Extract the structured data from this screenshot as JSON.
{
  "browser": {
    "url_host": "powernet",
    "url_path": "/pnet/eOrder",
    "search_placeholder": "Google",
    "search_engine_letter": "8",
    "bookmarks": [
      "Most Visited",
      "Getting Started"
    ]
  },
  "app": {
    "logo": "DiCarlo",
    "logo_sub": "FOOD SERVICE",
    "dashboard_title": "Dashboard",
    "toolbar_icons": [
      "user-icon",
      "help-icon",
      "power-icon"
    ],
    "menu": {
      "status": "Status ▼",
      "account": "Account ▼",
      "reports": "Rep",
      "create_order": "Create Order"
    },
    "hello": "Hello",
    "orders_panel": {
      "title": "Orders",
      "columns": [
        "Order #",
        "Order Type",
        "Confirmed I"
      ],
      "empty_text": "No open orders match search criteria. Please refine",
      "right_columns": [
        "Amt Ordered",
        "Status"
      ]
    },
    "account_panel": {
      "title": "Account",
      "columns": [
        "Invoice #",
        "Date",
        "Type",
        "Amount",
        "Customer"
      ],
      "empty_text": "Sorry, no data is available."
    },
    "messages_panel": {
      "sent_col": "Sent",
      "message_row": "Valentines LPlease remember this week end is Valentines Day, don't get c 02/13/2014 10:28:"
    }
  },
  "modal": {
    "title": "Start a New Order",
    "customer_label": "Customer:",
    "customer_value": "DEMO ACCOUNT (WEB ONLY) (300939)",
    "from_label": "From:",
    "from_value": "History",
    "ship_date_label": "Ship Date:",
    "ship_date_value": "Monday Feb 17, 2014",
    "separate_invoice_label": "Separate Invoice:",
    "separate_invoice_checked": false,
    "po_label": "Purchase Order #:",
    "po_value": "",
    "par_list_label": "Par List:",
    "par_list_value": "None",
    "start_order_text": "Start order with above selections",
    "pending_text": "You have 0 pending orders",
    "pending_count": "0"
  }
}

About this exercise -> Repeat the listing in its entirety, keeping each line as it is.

Output below ->
Extract the structured data from this screenshot as JSON.
{
  "browser": {
    "url_host": "powernet",
    "url_path": "/pnet/eOrder",
    "search_placeholder": "Google",
    "search_engine_letter": "8",
    "bookmarks": [
      "Most Visited",
      "Getting Started"
    ]
  },
  "app": {
    "logo": "DiCarlo",
    "logo_sub": "FOOD SERVICE",
    "dashboard_title": "Dashboard",
    "toolbar_icons": [
      "user-icon",
      "help-icon",
      "power-icon"
    ],
    "menu": {
      "status": "Status ▼",
      "account": "Account ▼",
      "reports": "Rep",
      "create_order": "Create Order"
    },
    "hello": "Hello",
    "orders_panel": {
      "title": "Orders",
      "columns": [
        "Order #",
        "Order Type",
        "Confirmed I"
      ],
      "empty_text": "No open orders match search criteria. Please refine",
      "right_columns": [
        "Amt Ordered",
        "Status"
      ]
    },
    "account_panel": {
      "title": "Account",
      "columns": [
        "Invoice #",
        "Date",
        "Type",
        "Amount",
        "Customer"
      ],
      "empty_text": "Sorry, no data is available."
    },
    "messages_panel": {
      "sent_col": "Sent",
      "message_row": "Valentines LPlease remember this week end is Valentines Day, don't get c 02/13/2014 10:28:"
    }
  },
  "modal": {
    "title": "Start a New Order",
    "customer_label": "Customer:",
    "customer_value": "DEMO ACCOUNT (WEB ONLY) (300939)",
    "from_label": "From:",
    "from_value": "History",
    "ship_date_label": "Ship Date:",
    "ship_date_value": "Monday Feb 17, 2014",
    "separate_invoice_label": "Separate Invoice:",
    "separate_invoice_checked": false,
    "po_label": "Purchase Order #:",
    "po_value": "",
    "par_list_label": "Par List:",
    "par_list_value": "None",
    "start_order_text": "Start order with above selections",
    "pending_text": "You have 0 pending orders",
    "pending_count": "0"
  }
}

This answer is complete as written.